The mayor’s Greater London Authority will act as a custodian of right to buy receipts, and councils will be able to opt in to this arrangement, with their receipts ring-fenced. Unlike GLA grant, councils will make the spending decisions about the use of their receipts. However, we shouldn’t get too excited as Boroughs will still have to operate in line with existing RTB regulations (i.e. only for low cost rent; not funding more than 30% of development costs; not in conjunction with other grant for the same home; use within three years). All the same, by agreeing credible plans with the GLA, councils should have greater scope to manage the programme flexibly.
3. Delivery support
Although some councils have large development programmes, others do not have the skills or resources to progress schemes. The GLA is offering a range of support: regular senior level meetings (though best practice suggests this should already be happening); secondments of GLA staff; help with clarifying technical issues; the Future of London forum of best practice; and opportunities to learn from housing associations.
It is important to have a range of players delivering new homes, especially homes that are truly affordable, so this initiative is welcome. It focuses on social rent and replacement for homes lost under RTB, hence the higher grant levels. This is what London (and other parts of the country) desperately needs: any attempt to address this must be applauded.
Although the Mayor has invited all London Boroughs to put in bids, the question remains whether all will have the capacity to take up the offer. Housing associations themselves are concerned about losing staff to developers. With all the will in the world, there is a limit to how much delivery support the GLA’s limited resources can provide. But to councils with existing development teams, this will be an opportunity to deliver even more.
Especially welcome is the attempt to make better use of RTB receipts, which is open to all London Boroughs even if they do not bid for this programme. However, given that existing regulations will still apply, this will need to be monitored carefully and flexibility used so that development opportunities are not hamstrung by artificial deadlines. Particularly interesting is the GLA’s assertion that it can make grant including reallocated RTB receipts available to bodies in which a council has a controlling interest. Legal advisers will be kept busy.

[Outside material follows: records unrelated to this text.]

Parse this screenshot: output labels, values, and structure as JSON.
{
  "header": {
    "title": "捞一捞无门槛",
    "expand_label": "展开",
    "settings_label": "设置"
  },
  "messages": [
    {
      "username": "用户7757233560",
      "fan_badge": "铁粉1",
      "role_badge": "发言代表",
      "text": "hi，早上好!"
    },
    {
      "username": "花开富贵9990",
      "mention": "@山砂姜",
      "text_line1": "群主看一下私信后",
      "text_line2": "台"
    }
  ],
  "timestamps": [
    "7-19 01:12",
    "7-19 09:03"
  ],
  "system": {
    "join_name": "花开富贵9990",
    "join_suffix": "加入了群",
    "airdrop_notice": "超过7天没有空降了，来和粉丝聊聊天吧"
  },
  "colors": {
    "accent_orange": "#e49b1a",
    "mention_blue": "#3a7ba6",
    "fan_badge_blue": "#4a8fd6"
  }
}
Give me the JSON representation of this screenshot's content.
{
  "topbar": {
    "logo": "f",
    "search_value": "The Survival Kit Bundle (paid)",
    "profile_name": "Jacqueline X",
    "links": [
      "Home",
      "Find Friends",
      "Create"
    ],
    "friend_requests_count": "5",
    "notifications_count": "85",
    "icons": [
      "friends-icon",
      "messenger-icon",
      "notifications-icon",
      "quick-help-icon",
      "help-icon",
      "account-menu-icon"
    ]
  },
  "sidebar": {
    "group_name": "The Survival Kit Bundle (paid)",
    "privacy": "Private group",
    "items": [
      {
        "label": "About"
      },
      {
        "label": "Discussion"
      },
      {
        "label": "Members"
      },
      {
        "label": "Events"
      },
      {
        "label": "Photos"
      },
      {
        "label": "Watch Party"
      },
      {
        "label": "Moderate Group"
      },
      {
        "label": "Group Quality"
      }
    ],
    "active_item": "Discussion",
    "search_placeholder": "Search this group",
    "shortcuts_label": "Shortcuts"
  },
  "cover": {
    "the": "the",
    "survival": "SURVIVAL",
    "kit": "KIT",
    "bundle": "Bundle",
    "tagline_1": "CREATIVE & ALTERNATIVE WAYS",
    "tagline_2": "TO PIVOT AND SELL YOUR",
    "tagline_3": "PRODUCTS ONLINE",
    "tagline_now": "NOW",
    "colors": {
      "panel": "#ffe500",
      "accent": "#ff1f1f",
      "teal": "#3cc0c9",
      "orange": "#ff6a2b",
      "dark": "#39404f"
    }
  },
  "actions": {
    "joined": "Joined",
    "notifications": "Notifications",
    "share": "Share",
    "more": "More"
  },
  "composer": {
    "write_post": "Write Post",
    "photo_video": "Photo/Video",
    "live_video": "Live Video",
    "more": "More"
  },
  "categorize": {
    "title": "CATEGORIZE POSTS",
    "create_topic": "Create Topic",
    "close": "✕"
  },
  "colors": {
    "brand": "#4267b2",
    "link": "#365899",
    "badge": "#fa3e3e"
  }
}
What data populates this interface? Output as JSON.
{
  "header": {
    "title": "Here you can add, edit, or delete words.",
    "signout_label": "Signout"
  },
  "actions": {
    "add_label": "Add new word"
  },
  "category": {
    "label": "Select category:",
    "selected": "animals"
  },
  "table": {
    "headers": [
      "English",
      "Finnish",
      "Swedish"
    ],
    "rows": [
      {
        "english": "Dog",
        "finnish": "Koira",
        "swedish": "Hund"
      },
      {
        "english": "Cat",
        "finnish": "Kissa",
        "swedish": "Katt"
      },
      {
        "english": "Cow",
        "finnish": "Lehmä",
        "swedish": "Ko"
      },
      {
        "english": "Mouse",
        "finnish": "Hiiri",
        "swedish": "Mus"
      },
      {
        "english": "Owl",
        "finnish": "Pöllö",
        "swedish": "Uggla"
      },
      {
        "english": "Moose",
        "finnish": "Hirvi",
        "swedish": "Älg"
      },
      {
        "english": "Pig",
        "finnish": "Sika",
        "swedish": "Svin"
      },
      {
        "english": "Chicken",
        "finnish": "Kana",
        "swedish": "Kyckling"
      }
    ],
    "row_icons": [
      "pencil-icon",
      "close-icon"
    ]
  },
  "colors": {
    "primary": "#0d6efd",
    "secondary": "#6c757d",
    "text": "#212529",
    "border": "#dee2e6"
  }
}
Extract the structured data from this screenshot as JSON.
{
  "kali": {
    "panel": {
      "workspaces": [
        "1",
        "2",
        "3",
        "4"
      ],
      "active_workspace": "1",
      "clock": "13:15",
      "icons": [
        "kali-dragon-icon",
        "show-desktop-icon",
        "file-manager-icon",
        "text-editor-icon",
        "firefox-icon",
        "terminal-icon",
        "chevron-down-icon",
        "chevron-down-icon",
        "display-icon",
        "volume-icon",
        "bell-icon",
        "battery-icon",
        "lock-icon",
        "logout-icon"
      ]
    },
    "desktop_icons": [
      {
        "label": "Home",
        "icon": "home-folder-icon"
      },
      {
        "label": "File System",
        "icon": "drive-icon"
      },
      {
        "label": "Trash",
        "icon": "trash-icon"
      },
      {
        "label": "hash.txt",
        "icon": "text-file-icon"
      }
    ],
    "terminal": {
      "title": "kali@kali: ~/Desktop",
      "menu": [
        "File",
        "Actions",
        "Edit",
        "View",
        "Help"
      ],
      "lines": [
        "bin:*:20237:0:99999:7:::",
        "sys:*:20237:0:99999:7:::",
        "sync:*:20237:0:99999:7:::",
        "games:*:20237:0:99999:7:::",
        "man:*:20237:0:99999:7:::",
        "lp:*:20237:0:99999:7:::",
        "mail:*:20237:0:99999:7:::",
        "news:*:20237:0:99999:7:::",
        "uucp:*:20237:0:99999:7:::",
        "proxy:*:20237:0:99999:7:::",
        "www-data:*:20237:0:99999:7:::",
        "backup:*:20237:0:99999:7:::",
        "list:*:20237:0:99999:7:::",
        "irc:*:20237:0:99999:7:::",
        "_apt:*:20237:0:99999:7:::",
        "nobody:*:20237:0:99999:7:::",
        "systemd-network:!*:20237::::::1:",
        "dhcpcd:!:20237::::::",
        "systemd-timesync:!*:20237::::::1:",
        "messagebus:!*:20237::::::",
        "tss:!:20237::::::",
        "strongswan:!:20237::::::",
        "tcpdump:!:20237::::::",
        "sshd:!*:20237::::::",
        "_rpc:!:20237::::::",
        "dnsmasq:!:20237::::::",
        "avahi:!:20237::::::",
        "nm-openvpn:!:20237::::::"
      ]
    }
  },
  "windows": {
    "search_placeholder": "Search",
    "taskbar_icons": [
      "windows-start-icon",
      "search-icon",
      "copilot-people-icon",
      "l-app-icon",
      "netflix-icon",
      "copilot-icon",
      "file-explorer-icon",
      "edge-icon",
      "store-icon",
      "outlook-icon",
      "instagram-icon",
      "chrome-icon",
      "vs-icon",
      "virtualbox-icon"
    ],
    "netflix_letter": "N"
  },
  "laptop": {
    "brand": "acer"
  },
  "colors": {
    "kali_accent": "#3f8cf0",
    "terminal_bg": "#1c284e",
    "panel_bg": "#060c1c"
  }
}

All in all, the programme is a positive start, and welcome for that.
To discuss the issues raised in this article, contact: firstname.lastname@example.org
This article also appears in CT Brief, Issue 36
A version of this article previously appeared on insidehousing.co.uk.